[[ Records for this exercise, beginning ]]

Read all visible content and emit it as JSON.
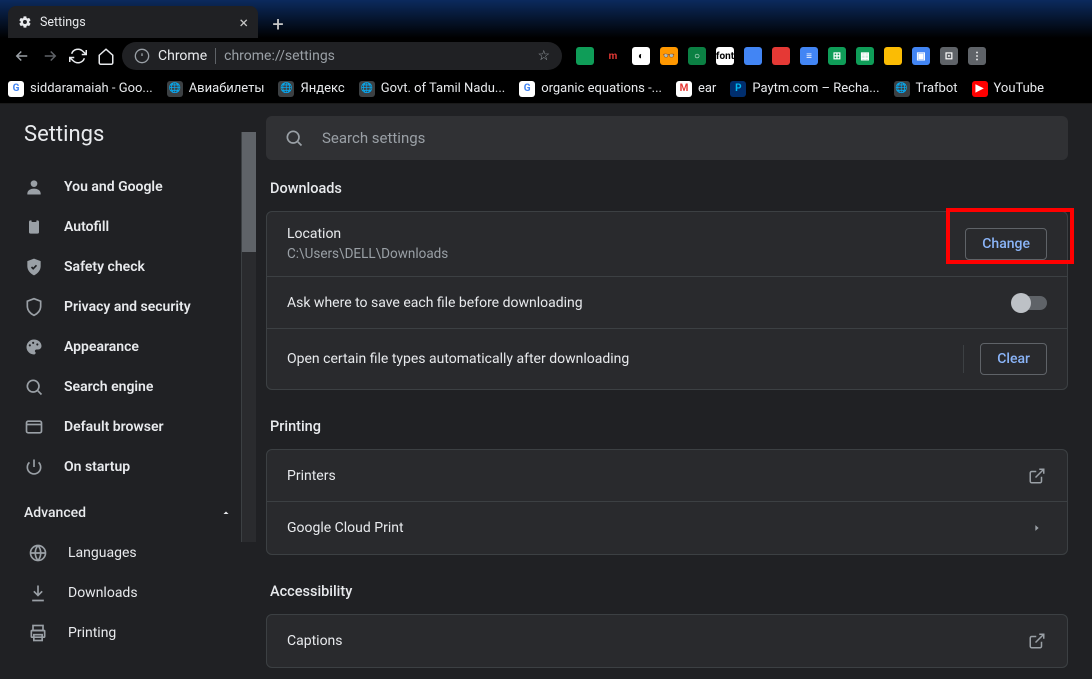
{
  "window": {
    "tab_title": "Settings",
    "url_prefix": "Chrome",
    "url_path": "chrome://settings"
  },
  "extensions": [
    {
      "bg": "#0f9d58",
      "txt": ""
    },
    {
      "bg": "#000",
      "txt": "m",
      "fg": "#e53935"
    },
    {
      "bg": "#fff",
      "txt": "◐",
      "fg": "#000"
    },
    {
      "bg": "#ff9800",
      "txt": "👓"
    },
    {
      "bg": "#0b8043",
      "txt": "○"
    },
    {
      "bg": "#fff",
      "txt": "font",
      "fg": "#000"
    },
    {
      "bg": "#4285f4",
      "txt": ""
    },
    {
      "bg": "#e53935",
      "txt": ""
    },
    {
      "bg": "#4285f4",
      "txt": "≡"
    },
    {
      "bg": "#0f9d58",
      "txt": "⊞"
    },
    {
      "bg": "#0f9d58",
      "txt": "▦"
    },
    {
      "bg": "#fbbc04",
      "txt": ""
    },
    {
      "bg": "#4285f4",
      "txt": "▣"
    },
    {
      "bg": "#5f6368",
      "txt": "⊡"
    },
    {
      "bg": "#5f6368",
      "txt": "⋮"
    }
  ],
  "bookmarks": [
    {
      "label": "siddaramaiah - Goo...",
      "favbg": "#fff",
      "favtxt": "G",
      "favfg": "#4285f4"
    },
    {
      "label": "Авиабилеты",
      "favbg": "#3c4043",
      "favtxt": "🌐",
      "favfg": "#fff"
    },
    {
      "label": "Яндекс",
      "favbg": "#3c4043",
      "favtxt": "🌐",
      "favfg": "#fff"
    },
    {
      "label": "Govt. of Tamil Nadu...",
      "favbg": "#3c4043",
      "favtxt": "🌐",
      "favfg": "#fff"
    },
    {
      "label": "organic equations -...",
      "favbg": "#fff",
      "favtxt": "G",
      "favfg": "#4285f4"
    },
    {
      "label": "ear",
      "favbg": "#fff",
      "favtxt": "M",
      "favfg": "#e53935"
    },
    {
      "label": "Paytm.com – Recha...",
      "favbg": "#002e6e",
      "favtxt": "P",
      "favfg": "#00baf2"
    },
    {
      "label": "Trafbot",
      "favbg": "#3c4043",
      "favtxt": "🌐",
      "favfg": "#fff"
    },
    {
      "label": "YouTube",
      "favbg": "#ff0000",
      "favtxt": "▶",
      "favfg": "#fff"
    }
  ],
  "sidebar": {
    "title": "Settings",
    "items": [
      {
        "label": "You and Google",
        "icon": "person"
      },
      {
        "label": "Autofill",
        "icon": "clipboard"
      },
      {
        "label": "Safety check",
        "icon": "shield-check"
      },
      {
        "label": "Privacy and security",
        "icon": "shield"
      },
      {
        "label": "Appearance",
        "icon": "palette"
      },
      {
        "label": "Search engine",
        "icon": "search"
      },
      {
        "label": "Default browser",
        "icon": "browser"
      },
      {
        "label": "On startup",
        "icon": "power"
      }
    ],
    "advanced_label": "Advanced",
    "advanced_items": [
      {
        "label": "Languages",
        "icon": "globe"
      },
      {
        "label": "Downloads",
        "icon": "download"
      },
      {
        "label": "Printing",
        "icon": "print"
      }
    ]
  },
  "search_placeholder": "Search settings",
  "sections": {
    "downloads": {
      "title": "Downloads",
      "location_label": "Location",
      "location_value": "C:\\Users\\DELL\\Downloads",
      "change_btn": "Change",
      "ask_label": "Ask where to save each file before downloading",
      "open_label": "Open certain file types automatically after downloading",
      "clear_btn": "Clear"
    },
    "printing": {
      "title": "Printing",
      "printers_label": "Printers",
      "gcp_label": "Google Cloud Print"
    },
    "accessibility": {
      "title": "Accessibility",
      "captions_label": "Captions"
    }
  }
}
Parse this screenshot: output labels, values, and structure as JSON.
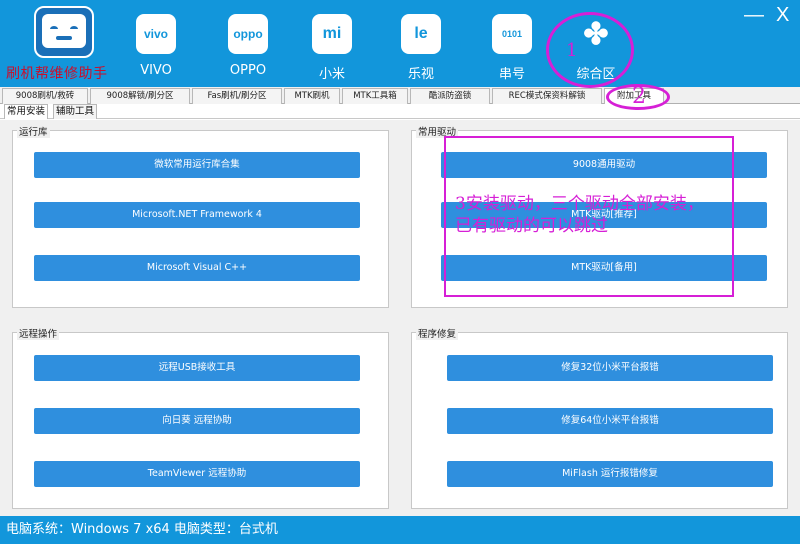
{
  "header": {
    "app_title": "刷机帮维修助手",
    "brands": [
      {
        "label": "VIVO",
        "icon_text": "vivo"
      },
      {
        "label": "OPPO",
        "icon_text": "oppo"
      },
      {
        "label": "小米",
        "icon_text": "mi"
      },
      {
        "label": "乐视",
        "icon_text": "le"
      },
      {
        "label": "串号",
        "icon_text": "0101"
      },
      {
        "label": "综合区",
        "icon_text": "✤"
      }
    ],
    "minimize": "—",
    "close": "X"
  },
  "tabs_main": [
    "9008刷机/救砖",
    "9008解锁/刷分区",
    "Fas刷机/刷分区",
    "MTK刷机",
    "MTK工具箱",
    "酷派防盗锁",
    "REC模式保资料解锁",
    "附加工具"
  ],
  "tabs_sub": [
    "常用安装",
    "辅助工具"
  ],
  "groups": {
    "runtime": {
      "title": "运行库",
      "buttons": [
        "微软常用运行库合集",
        "Microsoft.NET Framework 4",
        "Microsoft Visual C++"
      ]
    },
    "drivers": {
      "title": "常用驱动",
      "buttons": [
        "9008通用驱动",
        "MTK驱动[推荐]",
        "MTK驱动[备用]"
      ]
    },
    "remote": {
      "title": "远程操作",
      "buttons": [
        "远程USB接收工具",
        "向日葵 远程协助",
        "TeamViewer 远程协助"
      ]
    },
    "repair": {
      "title": "程序修复",
      "buttons": [
        "修复32位小米平台报错",
        "修复64位小米平台报错",
        "MiFlash 运行报错修复"
      ]
    }
  },
  "status": {
    "text": "电脑系统：Windows 7 x64 电脑类型：台式机"
  },
  "annotations": {
    "step1": "1",
    "step2": "2",
    "step3_line1": "3安装驱动，三个驱动全部安装，",
    "step3_line2": "已有驱动的可以跳过",
    "color": "#d61fd6"
  },
  "colors": {
    "header": "#1296db",
    "button": "#2f8fde",
    "logo_text": "#c8102e"
  }
}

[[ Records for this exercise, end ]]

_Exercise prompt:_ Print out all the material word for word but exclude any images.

_Result of the task:_
Read all visible content and emit it as JSON.
{
  "window": {
    "tab_title": "Settings",
    "url_prefix": "Chrome",
    "url_path": "chrome://settings"
  },
  "extensions": [
    {
      "bg": "#0f9d58",
      "txt": ""
    },
    {
      "bg": "#000",
      "txt": "m",
      "fg": "#e53935"
    },
    {
      "bg": "#fff",
      "txt": "◐",
      "fg": "#000"
    },
    {
      "bg": "#ff9800",
      "txt": "👓"
    },
    {
      "bg": "#0b8043",
      "txt": "○"
    },
    {
      "bg": "#fff",
      "txt": "font",
      "fg": "#000"
    },
    {
      "bg": "#4285f4",
      "txt": ""
    },
    {
      "bg": "#e53935",
      "txt": ""
    },
    {
      "bg": "#4285f4",
      "txt": "≡"
    },
    {
      "bg": "#0f9d58",
      "txt": "⊞"
    },
    {
      "bg": "#0f9d58",
      "txt": "▦"
    },
    {
      "bg": "#fbbc04",
      "txt": ""
    },
    {
      "bg": "#4285f4",
      "txt": "▣"
    },
    {
      "bg": "#5f6368",
      "txt": "⊡"
    },
    {
      "bg": "#5f6368",
      "txt": "⋮"
    }
  ],
  "bookmarks": [
    {
      "label": "siddaramaiah - Goo...",
      "favbg": "#fff",
      "favtxt": "G",
      "favfg": "#4285f4"
    },
    {
      "label": "Авиабилеты",
      "favbg": "#3c4043",
      "favtxt": "🌐",
      "favfg": "#fff"
    },
    {
      "label": "Яндекс",
      "favbg": "#3c4043",
      "favtxt": "🌐",
      "favfg": "#fff"
    },
    {
      "label": "Govt. of Tamil Nadu...",
      "favbg": "#3c4043",
      "favtxt": "🌐",
      "favfg": "#fff"
    },
    {
      "label": "organic equations -...",
      "favbg": "#fff",
      "favtxt": "G",
      "favfg": "#4285f4"
    },
    {
      "label": "ear",
      "favbg": "#fff",
      "favtxt": "M",
      "favfg": "#e53935"
    },
    {
      "label": "Paytm.com – Recha...",
      "favbg": "#002e6e",
      "favtxt": "P",
      "favfg": "#00baf2"
    },
    {
      "label": "Trafbot",
      "favbg": "#3c4043",
      "favtxt": "🌐",
      "favfg": "#fff"
    },
    {
      "label": "YouTube",
      "favbg": "#ff0000",
      "favtxt": "▶",
      "favfg": "#fff"
    }
  ],
  "sidebar": {
    "title": "Settings",
    "items": [
      {
        "label": "You and Google",
        "icon": "person"
      },
      {
        "label": "Autofill",
        "icon": "clipboard"
      },
      {
        "label": "Safety check",
        "icon": "shield-check"
      },
      {
        "label": "Privacy and security",
        "icon": "shield"
      },
      {
        "label": "Appearance",
        "icon": "palette"
      },
      {
        "label": "Search engine",
        "icon": "search"
      },
      {
        "label": "Default browser",
        "icon": "browser"
      },
      {
        "label": "On startup",
        "icon": "power"
      }
    ],
    "advanced_label": "Advanced",
    "advanced_items": [
      {
        "label": "Languages",
        "icon": "globe"
      },
      {
        "label": "Downloads",
        "icon": "download"
      },
      {
        "label": "Printing",
        "icon": "print"
      }
    ]
  },
  "search_placeholder": "Search settings",
  "sections": {
    "downloads": {
      "title": "Downloads",
      "location_label": "Location",
      "location_value": "C:\\Users\\DELL\\Downloads",
      "change_btn": "Change",
      "ask_label": "Ask where to save each file before downloading",
      "open_label": "Open certain file types automatically after downloading",
      "clear_btn": "Clear"
    },
    "printing": {
      "title": "Printing",
      "printers_label": "Printers",
      "gcp_label": "Google Cloud Print"
    },
    "accessibility": {
      "title": "Accessibility",
      "captions_label": "Captions"
    }
  }
}
Parse this screenshot: output labels, values, and structure as JSON.
{
  "header": {
    "app_title": "刷机帮维修助手",
    "brands": [
      {
        "label": "VIVO",
        "icon_text": "vivo"
      },
      {
        "label": "OPPO",
        "icon_text": "oppo"
      },
      {
        "label": "小米",
        "icon_text": "mi"
      },
      {
        "label": "乐视",
        "icon_text": "le"
      },
      {
        "label": "串号",
        "icon_text": "0101"
      },
      {
        "label": "综合区",
        "icon_text": "✤"
      }
    ],
    "minimize": "—",
    "close": "X"
  },
  "tabs_main": [
    "9008刷机/救砖",
    "9008解锁/刷分区",
    "Fas刷机/刷分区",
    "MTK刷机",
    "MTK工具箱",
    "酷派防盗锁",
    "REC模式保资料解锁",
    "附加工具"
  ],
  "tabs_sub": [
    "常用安装",
    "辅助工具"
  ],
  "groups": {
    "runtime": {
      "title": "运行库",
      "buttons": [
        "微软常用运行库合集",
        "Microsoft.NET Framework 4",
        "Microsoft Visual C++"
      ]
    },
    "drivers": {
      "title": "常用驱动",
      "buttons": [
        "9008通用驱动",
        "MTK驱动[推荐]",
        "MTK驱动[备用]"
      ]
    },
    "remote": {
      "title": "远程操作",
      "buttons": [
        "远程USB接收工具",
        "向日葵 远程协助",
        "TeamViewer 远程协助"
      ]
    },
    "repair": {
      "title": "程序修复",
      "buttons": [
        "修复32位小米平台报错",
        "修复64位小米平台报错",
        "MiFlash 运行报错修复"
      ]
    }
  },
  "status": {
    "text": "电脑系统：Windows 7 x64 电脑类型：台式机"
  },
  "annotations": {
    "step1": "1",
    "step2": "2",
    "step3_line1": "3安装驱动，三个驱动全部安装，",
    "step3_line2": "已有驱动的可以跳过",
    "color": "#d61fd6"
  },
  "colors": {
    "header": "#1296db",
    "button": "#2f8fde",
    "logo_text": "#c8102e"
  }
}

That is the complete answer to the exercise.